Why is this important? We’re working with these sectors to come up with realistic targets, achievable targets, tough targets that have to be enforced. And we’ll get there; we’ll win this battle with technology.
And you know there’s some exciting things on the technology front: CO2 sequestration and clean-coal technology. But you can’t discount solar either. You know you don’t hear a lot about it, but from what I’ve seen, read and from what I’m learning ,absolutely without question, solar will play a significant role in ensuring that we have a very clean environment. It will we get us to the point where we’re net-zero users of energy.
I’ve been asked why do I believe it will be accelerated at fast pace? Why do I think by 2020, we can actually achieve a building industry that will embrace this technology? As you know, I think it’s relatively inexpensive. I don’t think on the grand scheme of things, when you’re building a brand new home, that you think of a $15,000-solar system in the entire package. I think it makes sense to be looking at that now.
But the reason I think it’s coming this fast at us is that the consumer is going to demand it. You’re seeing it in every way and among all walks of life. People are demanding more efficient cars. They are, at an exponential rate, prepared to invest more to do something about the environment. Without question, they want to see real gains on pollution reduction, on greenhouse gas reduction and we’re going to do that by really getting serious about moving a lot faster with our renewable energy.

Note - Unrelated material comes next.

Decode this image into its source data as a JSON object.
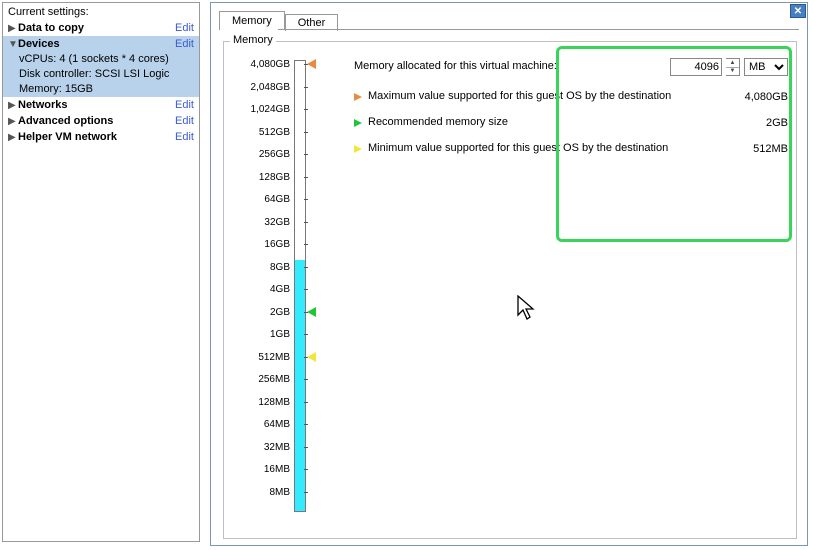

And the consumer is going to drive it. They’re driving us, they’re pushing it now. When we meet with the big-five auto sector, they’re in a race with each other as to who can get there the quickest on delivering hybrid cars and different models that the consumer can pick from. The consumer is prepared to pay more, to pay a premium for these cars because they care about the environment.
I think this is really exciting stuff. I know there are some exciting projects happening now. I’m familiar with the Drake Landing solar community in Okotoks, Alberta. I’ve got a brother that lives there and he’s talked to me about it. This is a pretty large-scale seasonal-storage community. I haven’t been out to visit it, but I’m looking forward to that. We’ve kept pretty close to Ottawa with a minority government.
I went on the Web last night, and I thought it was very cool that you could see exactly in real-time how much solar energy is being pulled in at Exhibition Place in Toronto. How much reduction in greenhouse gases that it’s actually having an impact. It shows the equivalent in cars we’re taking off the road. That was pretty neat stuff, and this engages the consumer and shows solar power is consumer-friendly, readily available and so they can understand it. That was a fascinating project and I believe and we’re going to see a lot more of them.
I understand that only in this last year, your industry has grown by 40 percent in one year alone internationally. So I’ll leave you with this thought. I believe you’re just scratching the surface. Our government wants to be there to support you. I’d love to make an announcement but you and I both know I can’t do that today. But I will just say that you know solar will play a significant role. I absolutely believe, and our government believes, it has a strong role to play and we look forward to working with your industry in the years to come. We’re just at the very beginning and it’s going to get a lot more exciting, very fast.
Thank you very much for inviting me to your conference and I wish you a very successful event. Have a great time here in Ottawa and I’m sure we’ll see you again. I promise you it will not take 20 years. Thank you very much.